Excerpts from an interface dataset
───

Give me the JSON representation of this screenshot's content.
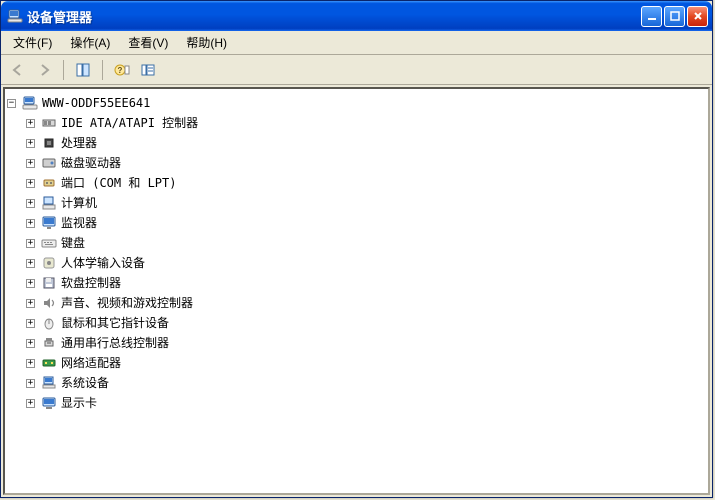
{
  "window": {
    "title": "设备管理器"
  },
  "menubar": {
    "file": "文件(F)",
    "action": "操作(A)",
    "view": "查看(V)",
    "help": "帮助(H)"
  },
  "tree": {
    "root": "WWW-ODDF55EE641",
    "nodes": [
      {
        "icon": "ide",
        "label": "IDE ATA/ATAPI 控制器"
      },
      {
        "icon": "cpu",
        "label": "处理器"
      },
      {
        "icon": "disk",
        "label": "磁盘驱动器"
      },
      {
        "icon": "port",
        "label": "端口 (COM 和 LPT)"
      },
      {
        "icon": "computer",
        "label": "计算机"
      },
      {
        "icon": "monitor",
        "label": "监视器"
      },
      {
        "icon": "keyboard",
        "label": "键盘"
      },
      {
        "icon": "hid",
        "label": "人体学输入设备"
      },
      {
        "icon": "floppy",
        "label": "软盘控制器"
      },
      {
        "icon": "sound",
        "label": "声音、视频和游戏控制器"
      },
      {
        "icon": "mouse",
        "label": "鼠标和其它指针设备"
      },
      {
        "icon": "usb",
        "label": "通用串行总线控制器"
      },
      {
        "icon": "network",
        "label": "网络适配器"
      },
      {
        "icon": "system",
        "label": "系统设备"
      },
      {
        "icon": "display",
        "label": "显示卡"
      }
    ]
  }
}
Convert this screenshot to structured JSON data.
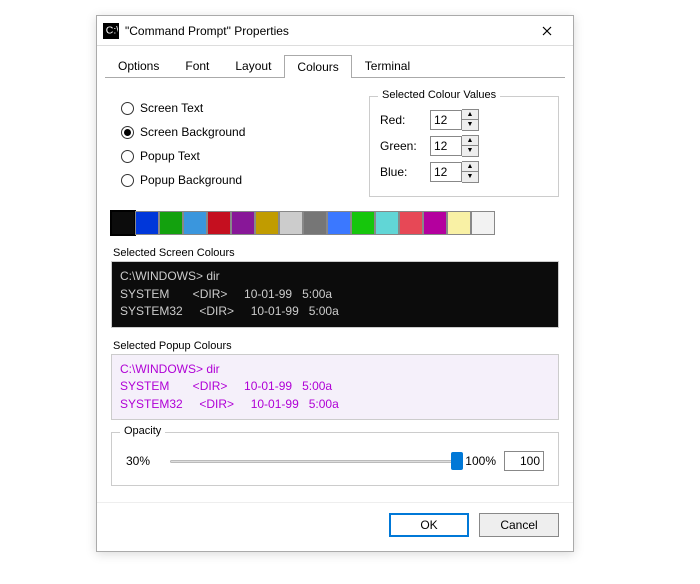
{
  "window": {
    "title": "\"Command Prompt\" Properties"
  },
  "tabs": [
    "Options",
    "Font",
    "Layout",
    "Colours",
    "Terminal"
  ],
  "active_tab": "Colours",
  "radios": {
    "screen_text": "Screen Text",
    "screen_background": "Screen Background",
    "popup_text": "Popup Text",
    "popup_background": "Popup Background",
    "selected": "screen_background"
  },
  "colour_values": {
    "legend": "Selected Colour Values",
    "red_label": "Red:",
    "green_label": "Green:",
    "blue_label": "Blue:",
    "red": "12",
    "green": "12",
    "blue": "12"
  },
  "palette": [
    "#0c0c0c",
    "#0037da",
    "#13a10e",
    "#3a96dd",
    "#c50f1f",
    "#881798",
    "#c19c00",
    "#cccccc",
    "#767676",
    "#3b78ff",
    "#16c60c",
    "#61d6d6",
    "#e74856",
    "#b4009e",
    "#f9f1a5",
    "#f2f2f2"
  ],
  "palette_selected_index": 0,
  "screen_preview": {
    "legend": "Selected Screen Colours",
    "line1": "C:\\WINDOWS> dir",
    "line2": "SYSTEM       <DIR>     10-01-99   5:00a",
    "line3": "SYSTEM32     <DIR>     10-01-99   5:00a"
  },
  "popup_preview": {
    "legend": "Selected Popup Colours",
    "line1": "C:\\WINDOWS> dir",
    "line2": "SYSTEM       <DIR>     10-01-99   5:00a",
    "line3": "SYSTEM32     <DIR>     10-01-99   5:00a"
  },
  "opacity": {
    "legend": "Opacity",
    "min_label": "30%",
    "max_label": "100%",
    "value": "100",
    "percent": 100
  },
  "buttons": {
    "ok": "OK",
    "cancel": "Cancel"
  }
}
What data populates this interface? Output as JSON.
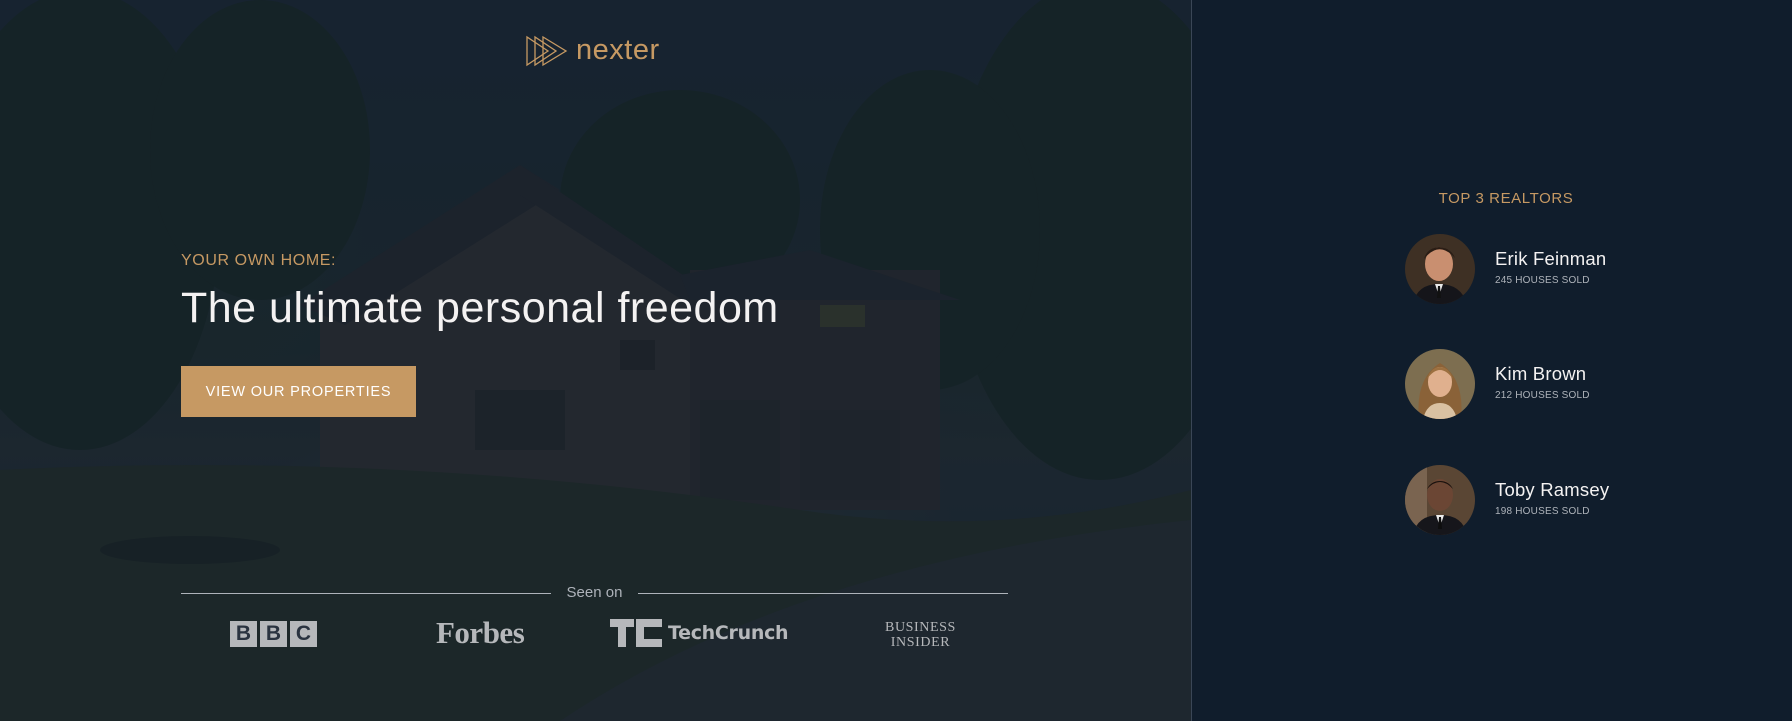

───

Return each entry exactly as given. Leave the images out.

Give me the JSON representation of this screenshot's content.
{
  "window": {
    "title": "设备管理器"
  },
  "menubar": {
    "file": "文件(F)",
    "action": "操作(A)",
    "view": "查看(V)",
    "help": "帮助(H)"
  },
  "tree": {
    "root": "WWW-ODDF55EE641",
    "nodes": [
      {
        "icon": "ide",
        "label": "IDE ATA/ATAPI 控制器"
      },
      {
        "icon": "cpu",
        "label": "处理器"
      },
      {
        "icon": "disk",
        "label": "磁盘驱动器"
      },
      {
        "icon": "port",
        "label": "端口 (COM 和 LPT)"
      },
      {
        "icon": "computer",
        "label": "计算机"
      },
      {
        "icon": "monitor",
        "label": "监视器"
      },
      {
        "icon": "keyboard",
        "label": "键盘"
      },
      {
        "icon": "hid",
        "label": "人体学输入设备"
      },
      {
        "icon": "floppy",
        "label": "软盘控制器"
      },
      {
        "icon": "sound",
        "label": "声音、视频和游戏控制器"
      },
      {
        "icon": "mouse",
        "label": "鼠标和其它指针设备"
      },
      {
        "icon": "usb",
        "label": "通用串行总线控制器"
      },
      {
        "icon": "network",
        "label": "网络适配器"
      },
      {
        "icon": "system",
        "label": "系统设备"
      },
      {
        "icon": "display",
        "label": "显示卡"
      }
    ]
  }
}
Convert this screenshot to structured JSON data.
{
  "window": {
    "title": "\"Command Prompt\" Properties"
  },
  "tabs": [
    "Options",
    "Font",
    "Layout",
    "Colours",
    "Terminal"
  ],
  "active_tab": "Colours",
  "radios": {
    "screen_text": "Screen Text",
    "screen_background": "Screen Background",
    "popup_text": "Popup Text",
    "popup_background": "Popup Background",
    "selected": "screen_background"
  },
  "colour_values": {
    "legend": "Selected Colour Values",
    "red_label": "Red:",
    "green_label": "Green:",
    "blue_label": "Blue:",
    "red": "12",
    "green": "12",
    "blue": "12"
  },
  "palette": [
    "#0c0c0c",
    "#0037da",
    "#13a10e",
    "#3a96dd",
    "#c50f1f",
    "#881798",
    "#c19c00",
    "#cccccc",
    "#767676",
    "#3b78ff",
    "#16c60c",
    "#61d6d6",
    "#e74856",
    "#b4009e",
    "#f9f1a5",
    "#f2f2f2"
  ],
  "palette_selected_index": 0,
  "screen_preview": {
    "legend": "Selected Screen Colours",
    "line1": "C:\\WINDOWS> dir",
    "line2": "SYSTEM       <DIR>     10-01-99   5:00a",
    "line3": "SYSTEM32     <DIR>     10-01-99   5:00a"
  },
  "popup_preview": {
    "legend": "Selected Popup Colours",
    "line1": "C:\\WINDOWS> dir",
    "line2": "SYSTEM       <DIR>     10-01-99   5:00a",
    "line3": "SYSTEM32     <DIR>     10-01-99   5:00a"
  },
  "opacity": {
    "legend": "Opacity",
    "min_label": "30%",
    "max_label": "100%",
    "value": "100",
    "percent": 100
  },
  "buttons": {
    "ok": "OK",
    "cancel": "Cancel"
  }
}
What data populates this interface? Output as JSON.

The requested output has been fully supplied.